A Plague Tale: Requiem picks up not long after Innocence left off, but from everything we’ve seen, it sees our two leads drawn ever deeper into the darkness of desperation, stripping away their innocence even further and with only the slightest glimmers of hope leading them on.
It’s safe to say that A Plague Tale: Innocence was one of the most pleasant surprises of 2019. Coming from then relatively unknown studio Asobo, who’d spent the previous 15 years largely working on licensed games, ports and as a support studio, this (alongside Microsoft Flight Simulator) was their chance to step into the spotlight. They absolutely exceeded expectations with a compelling journey that featured real peril and creepy rat swarms as Amicia and her younger brother Hugo fled from the Inquisition.
The section we played came roughly 3 or 4 hours into the game, opening during a lull from the pair’s seemingly endless flight. They now have a more direct purpose of trying to head further south through France and to try and find an island with two peaks. It’s a location that presents itself as a vision to Hugo, who proceeds to go all Close Encounters and make his island out of mashed potato… wait, I mean mud.
Meandering through picturesque fields, there’s more of the kinds of interactions that helped make Innocence special. Hugo’s an incessant worrier, whether it’s about the progress of their allies and former companions to find and meet them later, or for the brutal-looking head wound that Amicia is now sporting since earlier on in the game. Still, there’s opportunity for childlike playfulness, like spotting a pretty bird feather and starting a collection – everyone loves obscure collectables in games, right?
It doesn’t take long, before stumbling across a Christian pilgrim town situated around a ruined church, and through one stroke of good and bad luck after another, you’re suddenly desperately on the run once more, making your way through a more Mediterranean-feeling quarry that’s swarming with patrolling soldiers.

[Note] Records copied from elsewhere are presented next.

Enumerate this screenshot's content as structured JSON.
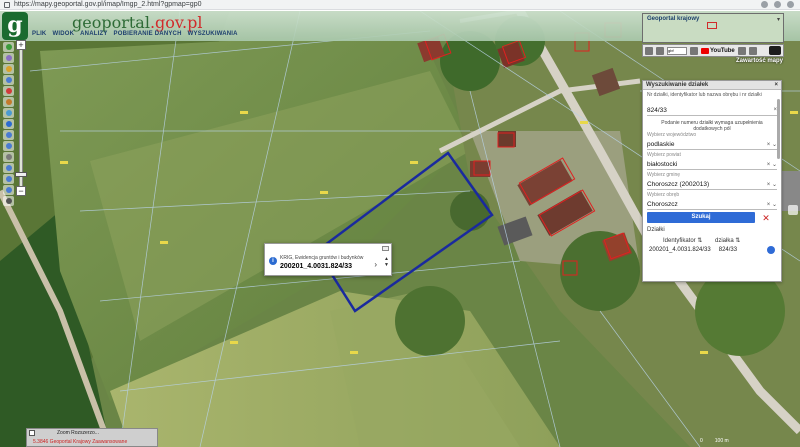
{
  "browser": {
    "url": "https://mapy.geoportal.gov.pl/imap/Imgp_2.html?gpmap=gp0"
  },
  "app": {
    "logo_letter": "g",
    "logo_word_main": "geoportal",
    "logo_word_domain": ".gov.pl",
    "menu": [
      "PLIK",
      "WIDOK",
      "ANALIZY",
      "POBIERANIE DANYCH",
      "WYSZUKIWANIA"
    ]
  },
  "toolbar": {
    "icons": [
      "home-icon",
      "layers-icon",
      "legend-icon",
      "print-icon",
      "flag-icon",
      "draw-icon",
      "measure-icon",
      "info-icon",
      "zoom-in-icon",
      "zoom-out-icon",
      "pan-icon",
      "back-icon",
      "forward-icon",
      "fullscreen-icon",
      "locate-icon"
    ],
    "colors": [
      "#3a9b3a",
      "#8a6fc2",
      "#d9a22b",
      "#4a7bd1",
      "#d13a3a",
      "#c47a2b",
      "#4a9bd1",
      "#2b6bd1",
      "#4a7bd1",
      "#4a7bd1",
      "#7a7a7a",
      "#4a7bd1",
      "#4a7bd1",
      "#4a7bd1",
      "#555555"
    ]
  },
  "popup": {
    "layer": "KRIG, Ewidencja gruntów i budynków",
    "plot_id": "200201_4.0031.824/33",
    "arrow": "›",
    "up": "▲",
    "down": "▼"
  },
  "minimap": {
    "title": "Geoportal krajowy",
    "close": "▾",
    "youtube_label": "YouTube",
    "select_value": "gbf",
    "contents_label": "Zawartość mapy"
  },
  "search_panel": {
    "title": "Wyszukiwanie działek",
    "close": "×",
    "hint": "Nr działki, identyfikator lub nazwa obrębu i nr działki",
    "query_value": "824/33",
    "query_clear": "×",
    "message": "Podanie numeru działki wymaga uzupełnienia dodatkowych pól",
    "voivodeship_label": "Wybierz województwo",
    "voivodeship_value": "podlaskie",
    "county_label": "Wybierz powiat",
    "county_value": "białostocki",
    "commune_label": "Wybierz gminę",
    "commune_value": "Choroszcz (2002013)",
    "precinct_label": "Wybierz obręb",
    "precinct_value": "Choroszcz",
    "dropdown_icons": "× ⌄",
    "search_button": "Szukaj",
    "clear_button": "✕",
    "results_title": "Działki",
    "col_identifier": "Identyfikator",
    "col_plot": "działka",
    "sort_icon": "⇅",
    "result_id": "200201_4.0031.824/33",
    "result_plot": "824/33"
  },
  "overview": {
    "line1": "Zoom  Rozszerzo...",
    "line2": "5.3846   Geoportal Krajowy  Zaawansowane"
  },
  "scale": {
    "left": "0",
    "right": "100 m"
  }
}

In A Plague Tale: Innocence, this would have led to a purely stealthy approach, but Requiem has handed Amicia a number of ways to strike back when cornered. She now has a melee counter attack – though if you’re caught, enemies love to headbutt her in a way that’s surely not doing her splitting headache any good. At the same time, she also has a crossbow that can be used for near-silent takedowns from range.
Combine that with the slingshot, throwables and crafting tools from the first game, and you’ve got plenty of options available to you. Some direct confrontations toward the end of the chapter had me combining the throwable smoke bombs for misdirection, sling for hitting weak spots to remove armour and then flammable tar with ignifer to burn enemies alive. There’s a real ruthless streak that continues on from the last game.
Where the natural instinct is to try and shelter Hugo from the brutality that surrounds him and Amicia, the game forces you to engage more deeply with his ratty abilities. Aiding your ability to sneak through different areas, he can now kind of commune with the rat swarms that are seemingly everywhere, using their rat vision to highlight patrolling enemies that you might evade them more easily – truth be told, I was still quite content to brute force my way through some areas with a mad dash to the door to the next room.
However, it’s another moment of desperation that pushes Hugo to use his abilities more than ever before. With the exertion and stress seeing Amicia collapse unconscious just as soldiers wander into at the other end of a large barn, Hugo’s panic sees him reaching out and actually taking control of the rat swarm, able to rush across the ground, clamber up walls and devour the hapless soldiers.
It comes into play in a later scenario as well, now presenting another option within your stealthy arsenal to find a pool of rats, take control and then race around the area turning people into piles of bones. I don’t know if there’s an in-game morality system that will hinge on this, but there’s my own in-human morality system that makes me probably not want to do this too often – apparently I’m totally fine with burning video game bad guys to death, though.
The challenge, of course, is that just as the game’s environmental puzzling often relies on creating pools of light and using torches to keep enemies at bay, you can’t use the insatiable piranha-like rats on guards tucked within bright patches either. You’ll need to combine it with Amicia’s abilities to snuff out light sources and misdirection before then turning to the rats to finish the job.
There’s a devilish darkness to A Plague Tale: Requiem that challenges our two protagonists on even deeper levels than before, but also you as a player. Will you take the “easy” route and rely on the rats to get you through? Will you try to preserve Amicia and Hugo’s conscience by trying to do only what’s strictly necessary? We’re a little over a month away from release in October before you can decide for yourself.